**Task goal:** What you return has to match the listing below line for line.

**Information supplied:**
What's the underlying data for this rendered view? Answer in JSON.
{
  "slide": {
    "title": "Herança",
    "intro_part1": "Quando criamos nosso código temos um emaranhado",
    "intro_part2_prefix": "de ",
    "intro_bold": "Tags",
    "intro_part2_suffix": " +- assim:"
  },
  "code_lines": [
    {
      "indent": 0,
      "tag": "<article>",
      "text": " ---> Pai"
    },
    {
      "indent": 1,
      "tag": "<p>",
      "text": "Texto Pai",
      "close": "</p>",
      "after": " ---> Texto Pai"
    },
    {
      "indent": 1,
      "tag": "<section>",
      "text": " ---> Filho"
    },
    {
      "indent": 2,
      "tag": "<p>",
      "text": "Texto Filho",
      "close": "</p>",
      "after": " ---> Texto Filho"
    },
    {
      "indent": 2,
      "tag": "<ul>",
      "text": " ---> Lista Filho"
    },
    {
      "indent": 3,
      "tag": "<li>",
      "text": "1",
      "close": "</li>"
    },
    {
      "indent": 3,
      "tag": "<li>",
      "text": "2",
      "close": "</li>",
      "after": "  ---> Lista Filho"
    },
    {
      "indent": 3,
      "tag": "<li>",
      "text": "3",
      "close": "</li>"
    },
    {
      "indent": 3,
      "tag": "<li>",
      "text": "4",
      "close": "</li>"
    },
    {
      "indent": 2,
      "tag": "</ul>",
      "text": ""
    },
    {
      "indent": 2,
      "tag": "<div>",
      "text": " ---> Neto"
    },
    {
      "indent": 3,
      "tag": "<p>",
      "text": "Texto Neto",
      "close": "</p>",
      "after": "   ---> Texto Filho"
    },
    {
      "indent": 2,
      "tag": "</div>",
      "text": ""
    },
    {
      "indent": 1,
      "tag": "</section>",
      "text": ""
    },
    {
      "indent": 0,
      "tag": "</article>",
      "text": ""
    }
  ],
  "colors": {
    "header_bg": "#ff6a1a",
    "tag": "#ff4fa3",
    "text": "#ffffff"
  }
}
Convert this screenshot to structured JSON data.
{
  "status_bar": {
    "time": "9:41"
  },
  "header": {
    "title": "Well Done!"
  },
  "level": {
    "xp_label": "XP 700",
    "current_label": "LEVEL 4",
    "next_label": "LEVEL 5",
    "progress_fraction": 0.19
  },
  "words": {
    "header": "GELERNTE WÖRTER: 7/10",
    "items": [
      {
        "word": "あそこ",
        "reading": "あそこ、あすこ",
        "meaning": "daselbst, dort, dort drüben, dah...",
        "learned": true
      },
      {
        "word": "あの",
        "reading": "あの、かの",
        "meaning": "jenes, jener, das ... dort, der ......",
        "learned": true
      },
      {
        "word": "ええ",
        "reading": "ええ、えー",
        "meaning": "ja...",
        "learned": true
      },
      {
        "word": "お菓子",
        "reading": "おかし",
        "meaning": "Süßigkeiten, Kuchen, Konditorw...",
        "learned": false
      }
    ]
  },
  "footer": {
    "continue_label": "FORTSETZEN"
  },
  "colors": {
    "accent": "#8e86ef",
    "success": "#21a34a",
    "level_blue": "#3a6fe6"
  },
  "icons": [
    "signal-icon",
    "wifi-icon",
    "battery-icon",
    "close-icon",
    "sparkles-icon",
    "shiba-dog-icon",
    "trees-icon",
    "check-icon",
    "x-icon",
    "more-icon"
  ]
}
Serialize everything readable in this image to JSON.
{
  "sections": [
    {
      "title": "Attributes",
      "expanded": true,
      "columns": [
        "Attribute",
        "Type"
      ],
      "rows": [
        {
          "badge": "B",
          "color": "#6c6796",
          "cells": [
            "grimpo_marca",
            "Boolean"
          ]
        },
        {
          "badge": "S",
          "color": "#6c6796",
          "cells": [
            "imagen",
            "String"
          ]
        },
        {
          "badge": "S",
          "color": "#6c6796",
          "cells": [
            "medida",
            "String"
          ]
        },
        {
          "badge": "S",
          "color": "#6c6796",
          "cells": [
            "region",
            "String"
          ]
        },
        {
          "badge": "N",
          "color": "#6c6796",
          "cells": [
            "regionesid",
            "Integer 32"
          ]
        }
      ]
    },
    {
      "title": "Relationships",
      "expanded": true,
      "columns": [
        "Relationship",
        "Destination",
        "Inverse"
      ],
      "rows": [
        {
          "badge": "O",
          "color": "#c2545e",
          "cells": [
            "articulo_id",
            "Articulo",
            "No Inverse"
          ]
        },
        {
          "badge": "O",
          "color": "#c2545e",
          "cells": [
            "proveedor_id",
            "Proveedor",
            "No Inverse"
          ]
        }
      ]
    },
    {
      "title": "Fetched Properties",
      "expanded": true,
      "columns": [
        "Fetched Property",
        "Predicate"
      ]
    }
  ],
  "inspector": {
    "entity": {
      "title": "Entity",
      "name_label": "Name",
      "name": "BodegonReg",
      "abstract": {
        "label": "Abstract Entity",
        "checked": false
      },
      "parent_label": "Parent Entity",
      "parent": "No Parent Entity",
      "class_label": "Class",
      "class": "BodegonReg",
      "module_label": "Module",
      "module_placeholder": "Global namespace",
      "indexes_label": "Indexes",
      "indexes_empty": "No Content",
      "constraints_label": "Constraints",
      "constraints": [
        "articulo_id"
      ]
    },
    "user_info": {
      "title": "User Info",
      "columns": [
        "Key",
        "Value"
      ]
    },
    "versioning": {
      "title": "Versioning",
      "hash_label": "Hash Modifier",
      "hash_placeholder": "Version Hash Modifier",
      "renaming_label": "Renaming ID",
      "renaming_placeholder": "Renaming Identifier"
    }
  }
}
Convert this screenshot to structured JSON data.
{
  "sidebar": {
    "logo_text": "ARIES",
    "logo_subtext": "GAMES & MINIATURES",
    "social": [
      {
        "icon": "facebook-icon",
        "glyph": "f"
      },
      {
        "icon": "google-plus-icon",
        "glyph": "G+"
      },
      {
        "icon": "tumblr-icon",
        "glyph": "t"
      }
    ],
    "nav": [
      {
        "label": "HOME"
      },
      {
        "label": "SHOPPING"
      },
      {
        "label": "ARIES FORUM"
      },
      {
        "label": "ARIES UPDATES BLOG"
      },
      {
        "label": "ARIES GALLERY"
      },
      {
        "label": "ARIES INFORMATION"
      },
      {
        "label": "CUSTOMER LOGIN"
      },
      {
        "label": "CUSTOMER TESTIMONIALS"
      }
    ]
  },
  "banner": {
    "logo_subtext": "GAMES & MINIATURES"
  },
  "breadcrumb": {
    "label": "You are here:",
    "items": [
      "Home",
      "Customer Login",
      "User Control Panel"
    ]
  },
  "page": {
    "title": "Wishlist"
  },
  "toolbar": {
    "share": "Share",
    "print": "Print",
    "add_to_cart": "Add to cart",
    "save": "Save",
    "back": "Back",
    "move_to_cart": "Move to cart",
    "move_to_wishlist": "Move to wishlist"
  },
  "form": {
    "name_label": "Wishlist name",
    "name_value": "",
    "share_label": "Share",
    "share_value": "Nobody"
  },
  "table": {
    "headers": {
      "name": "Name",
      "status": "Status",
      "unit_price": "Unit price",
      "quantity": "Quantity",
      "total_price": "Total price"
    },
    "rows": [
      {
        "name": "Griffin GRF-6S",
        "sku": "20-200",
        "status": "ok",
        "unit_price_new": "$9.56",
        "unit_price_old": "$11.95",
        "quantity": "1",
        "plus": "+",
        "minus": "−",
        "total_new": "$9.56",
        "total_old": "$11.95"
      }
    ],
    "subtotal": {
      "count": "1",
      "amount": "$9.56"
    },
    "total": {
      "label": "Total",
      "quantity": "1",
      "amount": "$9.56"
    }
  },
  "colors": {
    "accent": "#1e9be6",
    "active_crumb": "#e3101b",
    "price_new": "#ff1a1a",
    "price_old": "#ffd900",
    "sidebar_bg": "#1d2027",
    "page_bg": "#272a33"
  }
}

**Task output:**
What's the underlying data for this rendered view? Answer in JSON.
{
  "slide": {
    "title": "Herança",
    "intro_part1": "Quando criamos nosso código temos um emaranhado",
    "intro_part2_prefix": "de ",
    "intro_bold": "Tags",
    "intro_part2_suffix": " +- assim:"
  },
  "code_lines": [
    {
      "indent": 0,
      "tag": "<article>",
      "text": " ---> Pai"
    },
    {
      "indent": 1,
      "tag": "<p>",
      "text": "Texto Pai",
      "close": "</p>",
      "after": " ---> Texto Pai"
    },
    {
      "indent": 1,
      "tag": "<section>",
      "text": " ---> Filho"
    },
    {
      "indent": 2,
      "tag": "<p>",
      "text": "Texto Filho",
      "close": "</p>",
      "after": " ---> Texto Filho"
    },
    {
      "indent": 2,
      "tag": "<ul>",
      "text": " ---> Lista Filho"
    },
    {
      "indent": 3,
      "tag": "<li>",
      "text": "1",
      "close": "</li>"
    },
    {
      "indent": 3,
      "tag": "<li>",
      "text": "2",
      "close": "</li>",
      "after": "  ---> Lista Filho"
    },
    {
      "indent": 3,
      "tag": "<li>",
      "text": "3",
      "close": "</li>"
    },
    {
      "indent": 3,
      "tag": "<li>",
      "text": "4",
      "close": "</li>"
    },
    {
      "indent": 2,
      "tag": "</ul>",
      "text": ""
    },
    {
      "indent": 2,
      "tag": "<div>",
      "text": " ---> Neto"
    },
    {
      "indent": 3,
      "tag": "<p>",
      "text": "Texto Neto",
      "close": "</p>",
      "after": "   ---> Texto Filho"
    },
    {
      "indent": 2,
      "tag": "</div>",
      "text": ""
    },
    {
      "indent": 1,
      "tag": "</section>",
      "text": ""
    },
    {
      "indent": 0,
      "tag": "</article>",
      "text": ""
    }
  ],
  "colors": {
    "header_bg": "#ff6a1a",
    "tag": "#ff4fa3",
    "text": "#ffffff"
  }
}
Convert this screenshot to structured JSON data.
{
  "status_bar": {
    "time": "9:41"
  },
  "header": {
    "title": "Well Done!"
  },
  "level": {
    "xp_label": "XP 700",
    "current_label": "LEVEL 4",
    "next_label": "LEVEL 5",
    "progress_fraction": 0.19
  },
  "words": {
    "header": "GELERNTE WÖRTER: 7/10",
    "items": [
      {
        "word": "あそこ",
        "reading": "あそこ、あすこ",
        "meaning": "daselbst, dort, dort drüben, dah...",
        "learned": true
      },
      {
        "word": "あの",
        "reading": "あの、かの",
        "meaning": "jenes, jener, das ... dort, der ......",
        "learned": true
      },
      {
        "word": "ええ",
        "reading": "ええ、えー",
        "meaning": "ja...",
        "learned": true
      },
      {
        "word": "お菓子",
        "reading": "おかし",
        "meaning": "Süßigkeiten, Kuchen, Konditorw...",
        "learned": false
      }
    ]
  },
  "footer": {
    "continue_label": "FORTSETZEN"
  },
  "colors": {
    "accent": "#8e86ef",
    "success": "#21a34a",
    "level_blue": "#3a6fe6"
  },
  "icons": [
    "signal-icon",
    "wifi-icon",
    "battery-icon",
    "close-icon",
    "sparkles-icon",
    "shiba-dog-icon",
    "trees-icon",
    "check-icon",
    "x-icon",
    "more-icon"
  ]
}
Serialize everything readable in this image to JSON.
{
  "sections": [
    {
      "title": "Attributes",
      "expanded": true,
      "columns": [
        "Attribute",
        "Type"
      ],
      "rows": [
        {
          "badge": "B",
          "color": "#6c6796",
          "cells": [
            "grimpo_marca",
            "Boolean"
          ]
        },
        {
          "badge": "S",
          "color": "#6c6796",
          "cells": [
            "imagen",
            "String"
          ]
        },
        {
          "badge": "S",
          "color": "#6c6796",
          "cells": [
            "medida",
            "String"
          ]
        },
        {
          "badge": "S",
          "color": "#6c6796",
          "cells": [
            "region",
            "String"
          ]
        },
        {
          "badge": "N",
          "color": "#6c6796",
          "cells": [
            "regionesid",
            "Integer 32"
          ]
        }
      ]
    },
    {
      "title": "Relationships",
      "expanded": true,
      "columns": [
        "Relationship",
        "Destination",
        "Inverse"
      ],
      "rows": [
        {
          "badge": "O",
          "color": "#c2545e",
          "cells": [
            "articulo_id",
            "Articulo",
            "No Inverse"
          ]
        },
        {
          "badge": "O",
          "color": "#c2545e",
          "cells": [
            "proveedor_id",
            "Proveedor",
            "No Inverse"
          ]
        }
      ]
    },
    {
      "title": "Fetched Properties",
      "expanded": true,
      "columns": [
        "Fetched Property",
        "Predicate"
      ]
    }
  ],
  "inspector": {
    "entity": {
      "title": "Entity",
      "name_label": "Name",
      "name": "BodegonReg",
      "abstract": {
        "label": "Abstract Entity",
        "checked": false
      },
      "parent_label": "Parent Entity",
      "parent": "No Parent Entity",
      "class_label": "Class",
      "class": "BodegonReg",
      "module_label": "Module",
      "module_placeholder": "Global namespace",
      "indexes_label": "Indexes",
      "indexes_empty": "No Content",
      "constraints_label": "Constraints",
      "constraints": [
        "articulo_id"
      ]
    },
    "user_info": {
      "title": "User Info",
      "columns": [
        "Key",
        "Value"
      ]
    },
    "versioning": {
      "title": "Versioning",
      "hash_label": "Hash Modifier",
      "hash_placeholder": "Version Hash Modifier",
      "renaming_label": "Renaming ID",
      "renaming_placeholder": "Renaming Identifier"
    }
  }
}
Convert this screenshot to structured JSON data.
{
  "sidebar": {
    "logo_text": "ARIES",
    "logo_subtext": "GAMES & MINIATURES",
    "social": [
      {
        "icon": "facebook-icon",
        "glyph": "f"
      },
      {
        "icon": "google-plus-icon",
        "glyph": "G+"
      },
      {
        "icon": "tumblr-icon",
        "glyph": "t"
      }
    ],
    "nav": [
      {
        "label": "HOME"
      },
      {
        "label": "SHOPPING"
      },
      {
        "label": "ARIES FORUM"
      },
      {
        "label": "ARIES UPDATES BLOG"
      },
      {
        "label": "ARIES GALLERY"
      },
      {
        "label": "ARIES INFORMATION"
      },
      {
        "label": "CUSTOMER LOGIN"
      },
      {
        "label": "CUSTOMER TESTIMONIALS"
      }
    ]
  },
  "banner": {
    "logo_subtext": "GAMES & MINIATURES"
  },
  "breadcrumb": {
    "label": "You are here:",
    "items": [
      "Home",
      "Customer Login",
      "User Control Panel"
    ]
  },
  "page": {
    "title": "Wishlist"
  },
  "toolbar": {
    "share": "Share",
    "print": "Print",
    "add_to_cart": "Add to cart",
    "save": "Save",
    "back": "Back",
    "move_to_cart": "Move to cart",
    "move_to_wishlist": "Move to wishlist"
  },
  "form": {
    "name_label": "Wishlist name",
    "name_value": "",
    "share_label": "Share",
    "share_value": "Nobody"
  },
  "table": {
    "headers": {
      "name": "Name",
      "status": "Status",
      "unit_price": "Unit price",
      "quantity": "Quantity",
      "total_price": "Total price"
    },
    "rows": [
      {
        "name": "Griffin GRF-6S",
        "sku": "20-200",
        "status": "ok",
        "unit_price_new": "$9.56",
        "unit_price_old": "$11.95",
        "quantity": "1",
        "plus": "+",
        "minus": "−",
        "total_new": "$9.56",
        "total_old": "$11.95"
      }
    ],
    "subtotal": {
      "count": "1",
      "amount": "$9.56"
    },
    "total": {
      "label": "Total",
      "quantity": "1",
      "amount": "$9.56"
    }
  },
  "colors": {
    "accent": "#1e9be6",
    "active_crumb": "#e3101b",
    "price_new": "#ff1a1a",
    "price_old": "#ffd900",
    "sidebar_bg": "#1d2027",
    "page_bg": "#272a33"
  }
}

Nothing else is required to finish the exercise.